Exercise instructions
Line count for the string "无止尽的征伐": state how many lines in the records below hold it, giving only the number.

Records for the exercise
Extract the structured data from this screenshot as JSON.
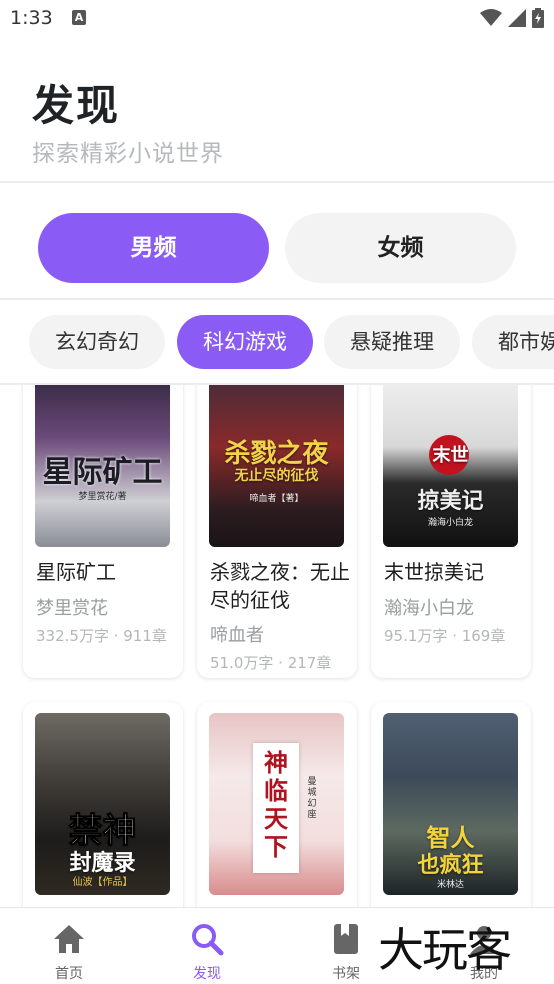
{
  "status_bar": {
    "time": "1:33",
    "notification_icon": "A"
  },
  "header": {
    "title": "发现",
    "subtitle": "探索精彩小说世界"
  },
  "gender_tabs": [
    {
      "label": "男频",
      "active": true
    },
    {
      "label": "女频",
      "active": false
    }
  ],
  "categories": [
    {
      "label": "玄幻奇幻",
      "active": false
    },
    {
      "label": "科幻游戏",
      "active": true
    },
    {
      "label": "悬疑推理",
      "active": false
    },
    {
      "label": "都市娱",
      "active": false
    }
  ],
  "books": [
    {
      "title": "星际矿工",
      "author": "梦里赏花",
      "meta": "332.5万字 · 911章",
      "cover_title": "星际矿工",
      "cover_author": "梦里赏花/著"
    },
    {
      "title": "杀戮之夜：无止尽的征伐",
      "author": "啼血者",
      "meta": "51.0万字 · 217章",
      "cover_title": "杀戮之夜",
      "cover_title2": "无止尽的征伐",
      "cover_author": "啼血者【著】"
    },
    {
      "title": "末世掠美记",
      "author": "瀚海小白龙",
      "meta": "95.1万字 · 169章",
      "cover_title": "末世",
      "cover_title2": "掠美记",
      "cover_author": "瀚海小白龙"
    },
    {
      "cover_title": "禁神",
      "cover_title2": "封魔录",
      "cover_author": "仙波【作品】"
    },
    {
      "cover_title": "神临天下",
      "cover_author": "曼城幻座"
    },
    {
      "cover_title": "智人",
      "cover_title2": "也疯狂",
      "cover_author": "米林达"
    }
  ],
  "bottom_nav": [
    {
      "label": "首页",
      "icon": "home-icon",
      "active": false
    },
    {
      "label": "发现",
      "icon": "search-icon",
      "active": true
    },
    {
      "label": "书架",
      "icon": "bookshelf-icon",
      "active": false
    },
    {
      "label": "我的",
      "icon": "profile-icon",
      "active": false
    }
  ],
  "watermark": "大玩客",
  "colors": {
    "accent": "#8a5cf5",
    "chip_bg": "#f3f3f4"
  }
}
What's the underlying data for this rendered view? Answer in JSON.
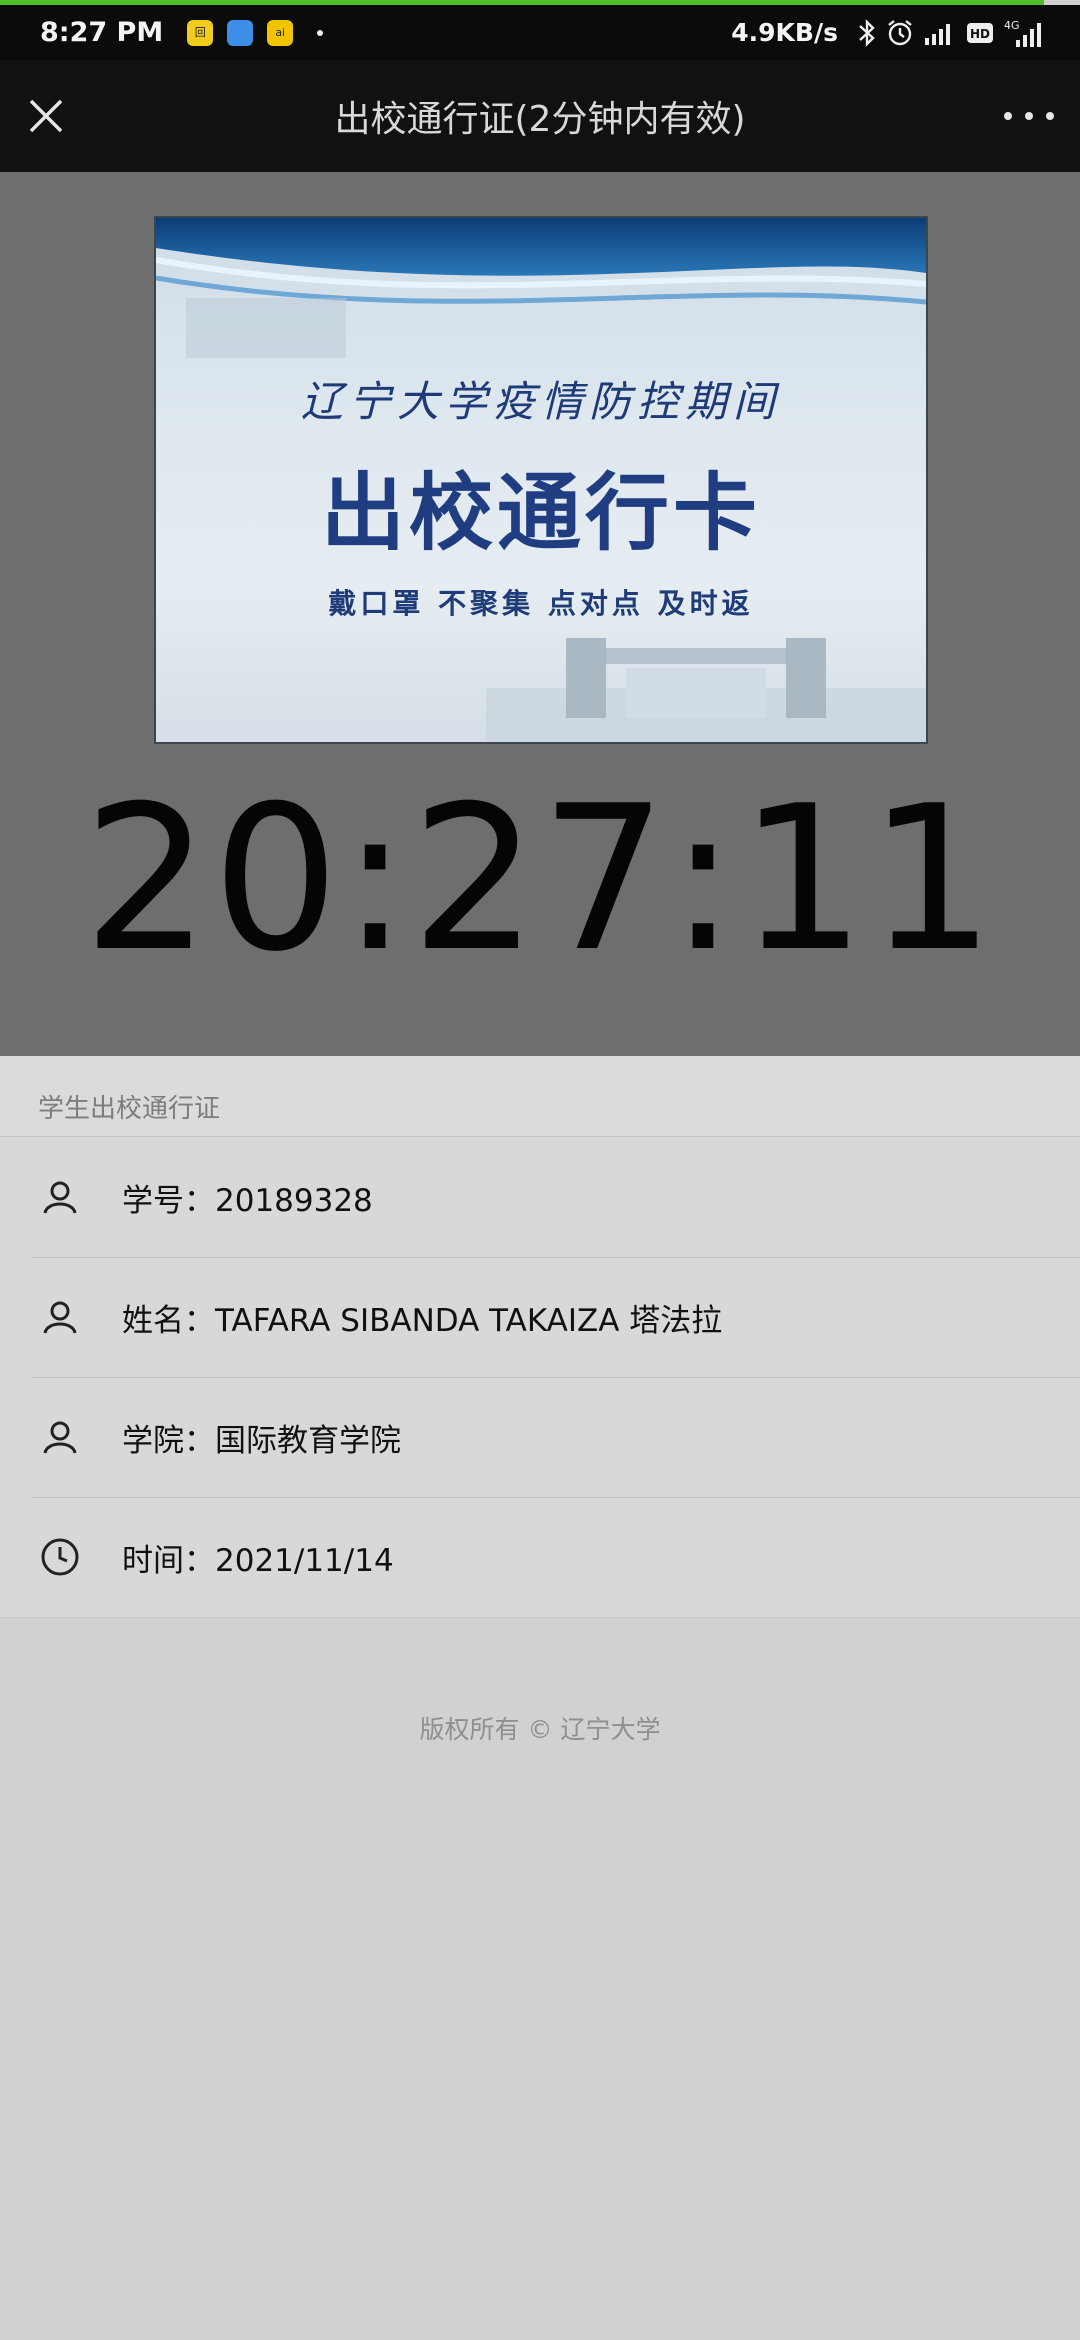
{
  "status_bar": {
    "time": "8:27 PM",
    "net_speed": "4.9KB/s",
    "app_icon_1": "回",
    "app_icon_3": "ai",
    "network_label": "4G",
    "hd_label": "HD"
  },
  "nav": {
    "title": "出校通行证(2分钟内有效)"
  },
  "banner": {
    "subtitle": "辽宁大学疫情防控期间",
    "title": "出校通行卡",
    "slogan": "戴口罩 不聚集 点对点 及时返"
  },
  "clock": "20:27:11",
  "section": {
    "header": "学生出校通行证"
  },
  "info": [
    {
      "icon": "person-icon",
      "text": "学号：20189328"
    },
    {
      "icon": "person-icon",
      "text": "姓名：TAFARA SIBANDA TAKAIZA 塔法拉"
    },
    {
      "icon": "person-icon",
      "text": "学院：国际教育学院"
    },
    {
      "icon": "clock-icon",
      "text": "时间：2021/11/14"
    }
  ],
  "footer": "版权所有 © 辽宁大学",
  "colors": {
    "progress": "#4fbd2a",
    "nav_bg": "#111111",
    "hero_bg": "#6e6e6e",
    "page_bg": "#d2d1d2",
    "banner_text": "#1f3d80"
  }
}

Task result
2